Will changing cigarette packets reduce smoking?
Cigarette packaging is back on the political agenda in England.
The government decided against introducing standardised packaging in 2012 saying it wanted to wait until evidence emerged from the first country in the world to introduce such legislation - Australia.
A year later, it has now launched an independent review with the possibility of uniform packaging being introduced in 2015.
When did governments start to curb smoking?
This debate is all a far cry from the early days of cigarette advertising.

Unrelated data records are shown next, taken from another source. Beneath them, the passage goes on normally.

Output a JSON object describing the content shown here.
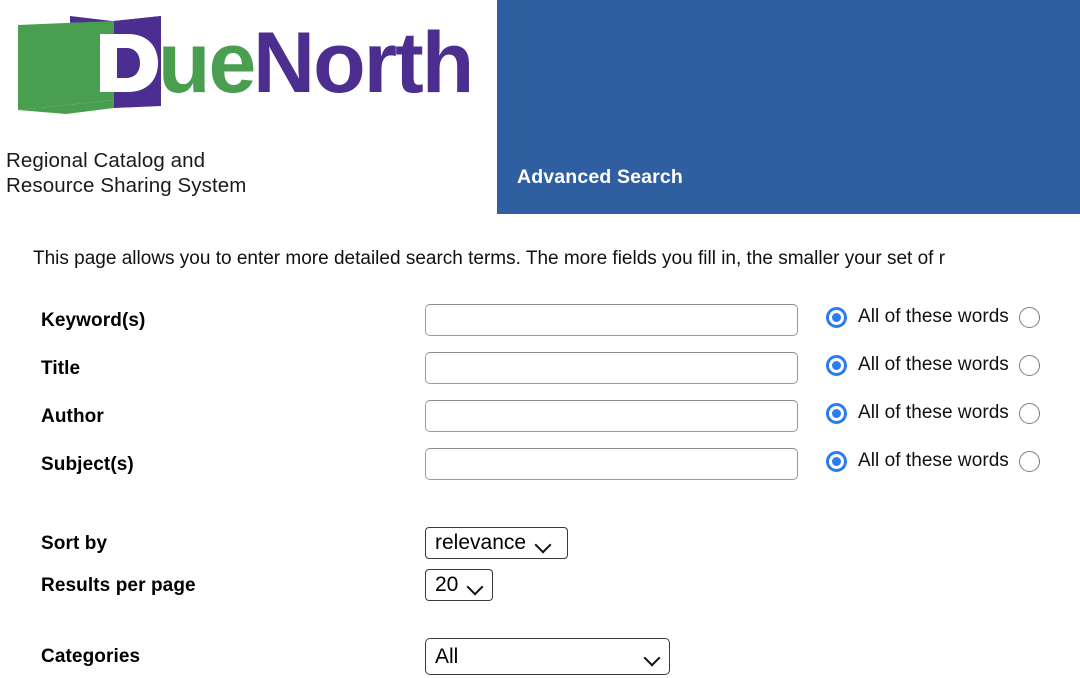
{
  "brand": {
    "logo_text_part1": "D",
    "logo_text_part2": "ue",
    "logo_text_part3": "North",
    "logo_icon": "open-book-icon",
    "tagline": "Regional Catalog and\nResource Sharing System",
    "colors": {
      "green": "#4a9e4f",
      "purple": "#4b2e8f",
      "banner_blue": "#2f5fa0",
      "radio_blue": "#2b7bf3"
    }
  },
  "banner": {
    "title": "Advanced Search"
  },
  "intro": {
    "text": "This page allows you to enter more detailed search terms. The more fields you fill in, the smaller your set of r"
  },
  "form": {
    "fields": [
      {
        "label": "Keyword(s)",
        "value": "",
        "placeholder": "",
        "match_selected_label": "All of these words"
      },
      {
        "label": "Title",
        "value": "",
        "placeholder": "",
        "match_selected_label": "All of these words"
      },
      {
        "label": "Author",
        "value": "",
        "placeholder": "",
        "match_selected_label": "All of these words"
      },
      {
        "label": "Subject(s)",
        "value": "",
        "placeholder": "",
        "match_selected_label": "All of these words"
      }
    ],
    "sort_by": {
      "label": "Sort by",
      "selected": "relevance"
    },
    "results_per_page": {
      "label": "Results per page",
      "selected": "20"
    },
    "categories": {
      "label": "Categories",
      "selected": "All"
    }
  }
}
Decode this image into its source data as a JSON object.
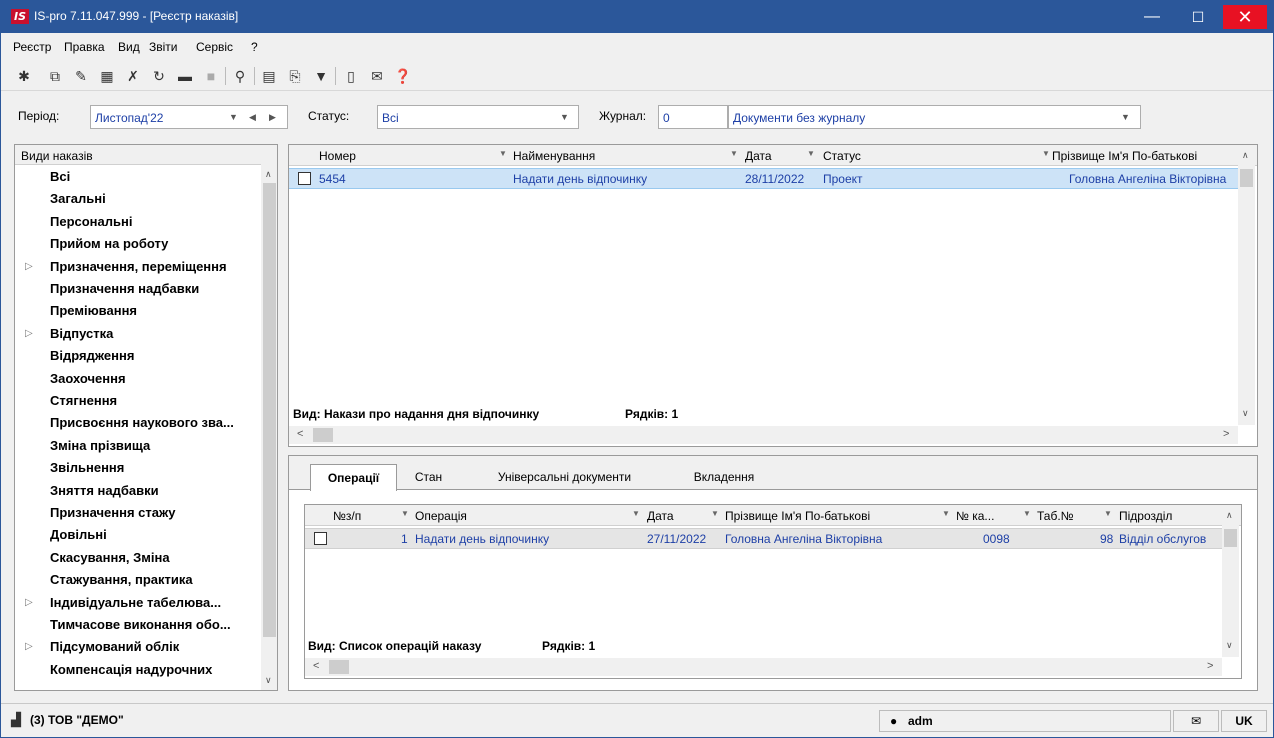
{
  "window": {
    "title": "IS-pro 7.11.047.999 - [Реєстр наказів]",
    "logo": "IS",
    "minimize": "—",
    "maximize": "☐",
    "close": "✕"
  },
  "menu": [
    "Реєстр",
    "Правка",
    "Вид",
    "Звіти",
    "Сервіс",
    "?"
  ],
  "toolbar_icons": [
    "new-doc-icon",
    "copy-doc-icon",
    "edit-doc-icon",
    "table-icon",
    "delete-doc-icon",
    "refresh-icon",
    "print-icon",
    "disabled-icon",
    "search-icon",
    "grid-icon",
    "export-icon",
    "filter-icon",
    "page-icon",
    "mail-icon",
    "help-icon"
  ],
  "filter": {
    "period_label": "Період:",
    "period_value": "Листопад'22",
    "status_label": "Статус:",
    "status_value": "Всі",
    "journal_label": "Журнал:",
    "journal_code": "0",
    "journal_value": "Документи без журналу"
  },
  "tree": {
    "header": "Види наказів",
    "items": [
      {
        "label": "Всі",
        "expandable": false
      },
      {
        "label": "Загальні",
        "expandable": false
      },
      {
        "label": "Персональні",
        "expandable": false
      },
      {
        "label": "Прийом на роботу",
        "expandable": false
      },
      {
        "label": "Призначення, переміщення",
        "expandable": true
      },
      {
        "label": "Призначення надбавки",
        "expandable": false
      },
      {
        "label": "Преміювання",
        "expandable": false
      },
      {
        "label": "Відпустка",
        "expandable": true
      },
      {
        "label": "Відрядження",
        "expandable": false
      },
      {
        "label": "Заохочення",
        "expandable": false
      },
      {
        "label": "Стягнення",
        "expandable": false
      },
      {
        "label": "Присвоєння наукового зва...",
        "expandable": false
      },
      {
        "label": "Зміна прізвища",
        "expandable": false
      },
      {
        "label": "Звільнення",
        "expandable": false
      },
      {
        "label": "Зняття надбавки",
        "expandable": false
      },
      {
        "label": "Призначення стажу",
        "expandable": false
      },
      {
        "label": "Довільні",
        "expandable": false
      },
      {
        "label": "Скасування, Зміна",
        "expandable": false
      },
      {
        "label": "Стажування, практика",
        "expandable": false
      },
      {
        "label": "Індивідуальне табелюва...",
        "expandable": true
      },
      {
        "label": "Тимчасове виконання обо...",
        "expandable": false
      },
      {
        "label": "Підсумований облік",
        "expandable": true
      },
      {
        "label": "Компенсація надурочних",
        "expandable": false
      }
    ]
  },
  "orders": {
    "columns": [
      "Номер",
      "Найменування",
      "Дата",
      "Статус",
      "Прізвище Ім'я По-батькові"
    ],
    "rows": [
      {
        "number": "5454",
        "name": "Надати день відпочинку",
        "date": "28/11/2022",
        "status": "Проект",
        "person": "Головна Ангеліна Вікторівна"
      }
    ],
    "footer_view": "Вид: Накази про надання дня відпочинку",
    "footer_rows": "Рядків: 1"
  },
  "tabs": [
    "Операції",
    "Стан",
    "Універсальні документи",
    "Вкладення"
  ],
  "operations": {
    "columns": [
      "№з/п",
      "Операція",
      "Дата",
      "Прізвище Ім'я По-батькові",
      "№ ка...",
      "Таб.№",
      "Підрозділ"
    ],
    "rows": [
      {
        "num": "1",
        "operation": "Надати день відпочинку",
        "date": "27/11/2022",
        "person": "Головна Ангеліна Вікторівна",
        "card": "0098",
        "tab": "98",
        "dept": "Відділ обслугов"
      }
    ],
    "footer_view": "Вид: Список операцій наказу",
    "footer_rows": "Рядків: 1"
  },
  "statusbar": {
    "org": "(3) ТОВ \"ДЕМО\"",
    "user": "adm",
    "lang": "UK"
  },
  "colors": {
    "titlebar": "#2b579a",
    "close": "#e81123",
    "value_text": "#1d3fa6",
    "selection": "#cde3f7"
  }
}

It was a world of sex appeal, Hollywood and the Marlboro man.
At first, it was mainly men who smoked, but women joined the club in large numbers after World War Two.
But then the image of smoking began to change as the deadly consequences of tobacco-use emerged.
A report by the UK Medical Research Council in 1957, followed by one from the Royal College of Physicians in 1962, showed a direct link between smoking and lung cancer.
This spurred governments around the world into action.
Have tobacco companies lost the advertising war?
Smoking was once heavily advertised and enjoyed a close relationship with major sporting events including Formula 1.
Adverts for cigarettes were banned from British television in 1965 and a complete ban on all forms of tobacco advertising was introduced in phases by 2005.
At the same time, the European Union introduced a ban on all tobacco advertising and sponsorship across all media.
Commercials on Australian television and radio were banned in 1976 while newspapers followed in 1989.
It is why the humble cigarette packet is at the centre of such fierce debate. In many countries, it is the last place where manufacturers can advertise their brand.
How effective have other measures been?
Remember the days when you could smoke inside a pub while having a pint, or at your desk at work?
New York banned smoking in restaurants, bars and clubs in 2003. France, India, Ireland and Italy rapidly followed.
Between 2006 and 2007 the UK also banned smoking in enclosed public spaces such as bars, restaurants and workplaces.
The ban has been described as "one of the most important public health acts in the last century" and studies have suggested lower rates of heart attacks and asthma since the ban.
A Department of Health-funded study examining emergency admissions between July 2002 and September 2008 in England found a 2.4% reduction in admissions for heart attacks.
Research from Scotland reported a much larger 17% decrease in heart attack admissions in the year after its ban while another study found a 10% drop in the country's premature birth rate, which researchers linked to the smoke-free laws.
However, smokers' groups say the ban has been a disaster for many pubs and clubs.
Do gruesome pictures work?
Graphic pictures on cigarette packages showing the dire health consequences of smoking are another tool used to dissuade people from smoking.
Black-tar filled lungs, tumours and diseased rotting teeth are now a fixture on cigarette packets in some countries.
Canada led the way in 2001 and was shortly followed by Brazil and Singapore.
A study suggested the policy in Canada cut smoking rates by between 12% and 20% from 2000 to 2009.
The World Health Organization argues that the pictures "significantly enhance the effectiveness" of warning labels.
Some countries move the packets out of sight and keep them below shop counters.
What did Australia do?
On 1 December 2012, Australia formally introduced uniform packaging dominated by health warnings.
All tobacco company logos and colours were banned from packets. The only concession to the tobacco industry was that the name of the brand was allowed in small print at the bottom.
"This is the last gasp of a dying industry," declared Health Minister Tanya Plibersek at the time.
Ireland is planning to follow suit and Scotland also has its own plans to introduce plain packaging.
What impact has it had?
Early findings from Australia, published in the British Medical Journal, suggested the move made smoking seem less appealing and increased the urgency for people to quit.
During the transition from glitzy to drab packaging, the research showed those smoking plain packaged cigarettes were 81% more likely to have thought about quitting and 70% more likely to say they found the cigarettes less satisfying.
But this will not be the measure of success for plain packaging.
The big questions - has it cut smoking rates? Are fewer children taking up the habit? We still do not know.
Why is England lagging behind?
Initially the government had seemed keen on plain packaging as a way to reduce smoking rates.
A consultation by the Department of Health had shown that the debate was "highly polarised" with "strong views" about the effectiveness of the policy on both sides.
Officially the government line was to assess the impact of legislation in Australia.
However, this attracted criticism with Labour describing it as a "humiliating U-turn" and continuing to draw attention to the Conservative election chief Lynton Crosby who worked as a consultant for the tobacco industry.
Paediatrician, Sir Cyril Chantler, will lead the government's review and will report by March 2014. The findings could lead to a change in policy before the 2015 general election.